  11. Setup will prompt to reboot the computer for the final time. Let the computer restart, and log in to the system.

Windows NT[edit | edit source]

Overview[edit | edit source]

Earlier versions of Windows NT were intended to boot into setup using three setup boot floppies, which copies drivers and loads information files from these floppies. This prominently applies to versions before Windows NT 4.0, although boot disks were available as a legacy setup option until Windows 2000. Windows NT 3.5 offers an option to copy the setup files to the hard drive, which should be used on builds without a bootable installation media or those that bugcheck when booting from it. As of Windows NT 4.0, the installation CD-ROM media can be booted from directly, and is the recommended installation method.

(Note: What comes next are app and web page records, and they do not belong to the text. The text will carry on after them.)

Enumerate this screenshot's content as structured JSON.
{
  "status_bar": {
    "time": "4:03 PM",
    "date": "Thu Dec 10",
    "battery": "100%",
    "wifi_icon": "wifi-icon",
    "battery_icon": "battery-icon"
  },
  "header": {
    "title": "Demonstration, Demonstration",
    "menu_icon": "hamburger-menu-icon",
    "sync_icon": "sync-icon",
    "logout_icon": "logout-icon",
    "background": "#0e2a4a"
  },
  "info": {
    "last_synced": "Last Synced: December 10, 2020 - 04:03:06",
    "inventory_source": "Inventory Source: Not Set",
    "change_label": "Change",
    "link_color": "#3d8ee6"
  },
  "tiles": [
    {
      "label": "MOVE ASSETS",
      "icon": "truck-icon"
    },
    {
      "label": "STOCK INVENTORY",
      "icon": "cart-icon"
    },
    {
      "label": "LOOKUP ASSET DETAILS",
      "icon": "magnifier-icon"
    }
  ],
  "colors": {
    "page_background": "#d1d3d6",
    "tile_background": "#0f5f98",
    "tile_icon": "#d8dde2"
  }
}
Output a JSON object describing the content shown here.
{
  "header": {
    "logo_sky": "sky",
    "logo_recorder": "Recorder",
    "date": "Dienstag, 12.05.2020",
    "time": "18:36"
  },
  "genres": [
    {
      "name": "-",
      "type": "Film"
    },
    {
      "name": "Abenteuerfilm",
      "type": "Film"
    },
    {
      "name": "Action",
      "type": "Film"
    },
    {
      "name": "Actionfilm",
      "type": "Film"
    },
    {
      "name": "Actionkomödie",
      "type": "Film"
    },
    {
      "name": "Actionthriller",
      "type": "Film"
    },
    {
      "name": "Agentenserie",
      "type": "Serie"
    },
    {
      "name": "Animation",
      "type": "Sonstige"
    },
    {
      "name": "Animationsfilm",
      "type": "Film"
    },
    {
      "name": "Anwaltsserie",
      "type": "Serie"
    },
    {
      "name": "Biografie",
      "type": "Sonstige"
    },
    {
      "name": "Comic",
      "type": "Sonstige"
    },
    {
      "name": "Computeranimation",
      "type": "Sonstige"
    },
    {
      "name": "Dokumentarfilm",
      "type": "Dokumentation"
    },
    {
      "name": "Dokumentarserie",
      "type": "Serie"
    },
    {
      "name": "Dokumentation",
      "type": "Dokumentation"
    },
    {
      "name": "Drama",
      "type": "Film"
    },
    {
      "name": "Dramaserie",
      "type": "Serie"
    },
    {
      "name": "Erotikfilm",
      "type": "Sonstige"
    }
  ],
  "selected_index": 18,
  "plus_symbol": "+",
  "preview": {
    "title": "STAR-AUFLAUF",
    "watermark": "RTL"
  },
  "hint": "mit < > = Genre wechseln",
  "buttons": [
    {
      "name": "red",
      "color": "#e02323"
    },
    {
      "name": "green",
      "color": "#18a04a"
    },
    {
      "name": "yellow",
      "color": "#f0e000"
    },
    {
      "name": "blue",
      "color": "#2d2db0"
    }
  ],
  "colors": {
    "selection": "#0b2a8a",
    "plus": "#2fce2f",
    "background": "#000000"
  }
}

On Windows NT 3.1, you must use the first boot floppy to start setup and follow the instructions as setup states. Alternatively, use a Windows boot disk (recommended is a Windows 98 SE boot disk), initiate a drive (using fdisk and format), and run setup via winnt in the I386 directory of the installation media (in most cases, you should also run lock to allow direct disk access to the hard drive for Windows NT Setup, otherwise setup can exit with "Windows has disabled direct disk access to protect your long filenames" error message and halt the system). This secondary method will still require three setup boot floppy disks to be formatted and created by setup. On Windows NT 3.5 build 756 and above, you can run winnt /b instead to copy the setup files to the hard drive, which is usually more successful. On Windows NT 4.0 and above, you should boot directly to the installation media, unless booting to it fails (see "My ISO won't boot" section above).

It is imperative that you do not restart during the GUI portion of setup before setup is complete on Windows NT 3.x or early Windows NT 4.0 builds. If you do, setup will not reload, giving you a bricked system with the error "The system is not fully installed. Please run setup again."

Do note that FAT32 isn't supported by default on Windows NT until Windows 2000. If prompted to enable large disk support (FAT32) on fdisk on a Windows boot disk, it should be disabled if you're installing Windows NT 4.0 or earlier.

Instructions[edit | edit source]